--- Records supplied ---
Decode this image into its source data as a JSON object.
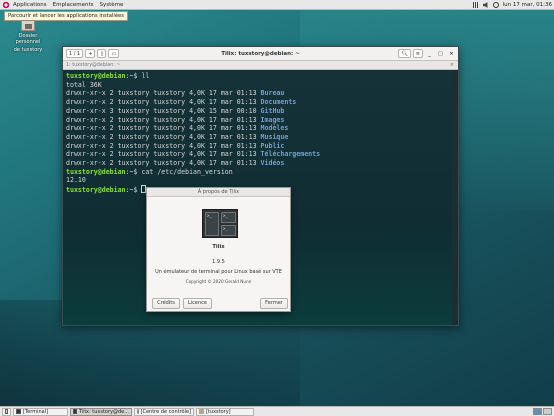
{
  "top_panel": {
    "menus": [
      "Applications",
      "Emplacements",
      "Système"
    ],
    "clock": "lun 17 mar, 01:36",
    "tray_icons": [
      "network-icon",
      "volume-icon",
      "power-icon"
    ]
  },
  "tooltip": "Parcourir et lancer les applications installées",
  "desktop_icon": {
    "label_line1": "Dossier personnel",
    "label_line2": "de tuxstory"
  },
  "terminal": {
    "title": "Tilix: tuxstory@debian: ~",
    "session_btn": "1 / 1",
    "tab_label": "1: tuxstory@debian: ~",
    "prompt_user": "tuxstory@debian",
    "prompt_path": ":~$",
    "cmd1": " ll",
    "total": "total 36K",
    "listing": [
      {
        "perm": "drwxr-xr-x 2 tuxstory tuxstory 4,0K 17 mar 01:13 ",
        "name": "Bureau"
      },
      {
        "perm": "drwxr-xr-x 2 tuxstory tuxstory 4,0K 17 mar 01:13 ",
        "name": "Documents"
      },
      {
        "perm": "drwxr-xr-x 3 tuxstory tuxstory 4,0K 15 mar 00:10 ",
        "name": "GitHub"
      },
      {
        "perm": "drwxr-xr-x 2 tuxstory tuxstory 4,0K 17 mar 01:13 ",
        "name": "Images"
      },
      {
        "perm": "drwxr-xr-x 2 tuxstory tuxstory 4,0K 17 mar 01:13 ",
        "name": "Modèles"
      },
      {
        "perm": "drwxr-xr-x 2 tuxstory tuxstory 4,0K 17 mar 01:13 ",
        "name": "Musique"
      },
      {
        "perm": "drwxr-xr-x 2 tuxstory tuxstory 4,0K 17 mar 01:13 ",
        "name": "Public"
      },
      {
        "perm": "drwxr-xr-x 2 tuxstory tuxstory 4,0K 17 mar 01:13 ",
        "name": "Téléchargements"
      },
      {
        "perm": "drwxr-xr-x 2 tuxstory tuxstory 4,0K 17 mar 01:13 ",
        "name": "Vidéos"
      }
    ],
    "cmd2": " cat /etc/debian_version",
    "output2": "12.10"
  },
  "about": {
    "title": "À propos de Tilix",
    "app_name": "Tilix",
    "version": "1.9.5",
    "description": "Un émulateur de terminal pour Linux basé sur VTE",
    "copyright": "Copyright © 2020 Gerald Nunn",
    "btn_credits": "Crédits",
    "btn_licence": "Licence",
    "btn_close": "Fermer"
  },
  "taskbar": {
    "items": [
      {
        "label": "[Terminal]",
        "active": false
      },
      {
        "label": "Tilix: tuxstory@de...",
        "active": true
      },
      {
        "label": "[Centre de contrôle]",
        "active": false
      },
      {
        "label": "[tuxstory]",
        "active": false
      }
    ]
  },
  "colors": {
    "prompt_user": "#8ae234",
    "directory": "#729fcf",
    "terminal_bg": "#142b30",
    "desktop": "#1f6672"
  }
}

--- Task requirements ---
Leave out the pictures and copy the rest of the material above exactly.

--- Response to the task ---
Decode this image into its source data as a JSON object.
{
  "top_panel": {
    "menus": [
      "Applications",
      "Emplacements",
      "Système"
    ],
    "clock": "lun 17 mar, 01:36",
    "tray_icons": [
      "network-icon",
      "volume-icon",
      "power-icon"
    ]
  },
  "tooltip": "Parcourir et lancer les applications installées",
  "desktop_icon": {
    "label_line1": "Dossier personnel",
    "label_line2": "de tuxstory"
  },
  "terminal": {
    "title": "Tilix: tuxstory@debian: ~",
    "session_btn": "1 / 1",
    "tab_label": "1: tuxstory@debian: ~",
    "prompt_user": "tuxstory@debian",
    "prompt_path": ":~$",
    "cmd1": " ll",
    "total": "total 36K",
    "listing": [
      {
        "perm": "drwxr-xr-x 2 tuxstory tuxstory 4,0K 17 mar 01:13 ",
        "name": "Bureau"
      },
      {
        "perm": "drwxr-xr-x 2 tuxstory tuxstory 4,0K 17 mar 01:13 ",
        "name": "Documents"
      },
      {
        "perm": "drwxr-xr-x 3 tuxstory tuxstory 4,0K 15 mar 00:10 ",
        "name": "GitHub"
      },
      {
        "perm": "drwxr-xr-x 2 tuxstory tuxstory 4,0K 17 mar 01:13 ",
        "name": "Images"
      },
      {
        "perm": "drwxr-xr-x 2 tuxstory tuxstory 4,0K 17 mar 01:13 ",
        "name": "Modèles"
      },
      {
        "perm": "drwxr-xr-x 2 tuxstory tuxstory 4,0K 17 mar 01:13 ",
        "name": "Musique"
      },
      {
        "perm": "drwxr-xr-x 2 tuxstory tuxstory 4,0K 17 mar 01:13 ",
        "name": "Public"
      },
      {
        "perm": "drwxr-xr-x 2 tuxstory tuxstory 4,0K 17 mar 01:13 ",
        "name": "Téléchargements"
      },
      {
        "perm": "drwxr-xr-x 2 tuxstory tuxstory 4,0K 17 mar 01:13 ",
        "name": "Vidéos"
      }
    ],
    "cmd2": " cat /etc/debian_version",
    "output2": "12.10"
  },
  "about": {
    "title": "À propos de Tilix",
    "app_name": "Tilix",
    "version": "1.9.5",
    "description": "Un émulateur de terminal pour Linux basé sur VTE",
    "copyright": "Copyright © 2020 Gerald Nunn",
    "btn_credits": "Crédits",
    "btn_licence": "Licence",
    "btn_close": "Fermer"
  },
  "taskbar": {
    "items": [
      {
        "label": "[Terminal]",
        "active": false
      },
      {
        "label": "Tilix: tuxstory@de...",
        "active": true
      },
      {
        "label": "[Centre de contrôle]",
        "active": false
      },
      {
        "label": "[tuxstory]",
        "active": false
      }
    ]
  },
  "colors": {
    "prompt_user": "#8ae234",
    "directory": "#729fcf",
    "terminal_bg": "#142b30",
    "desktop": "#1f6672"
  }
}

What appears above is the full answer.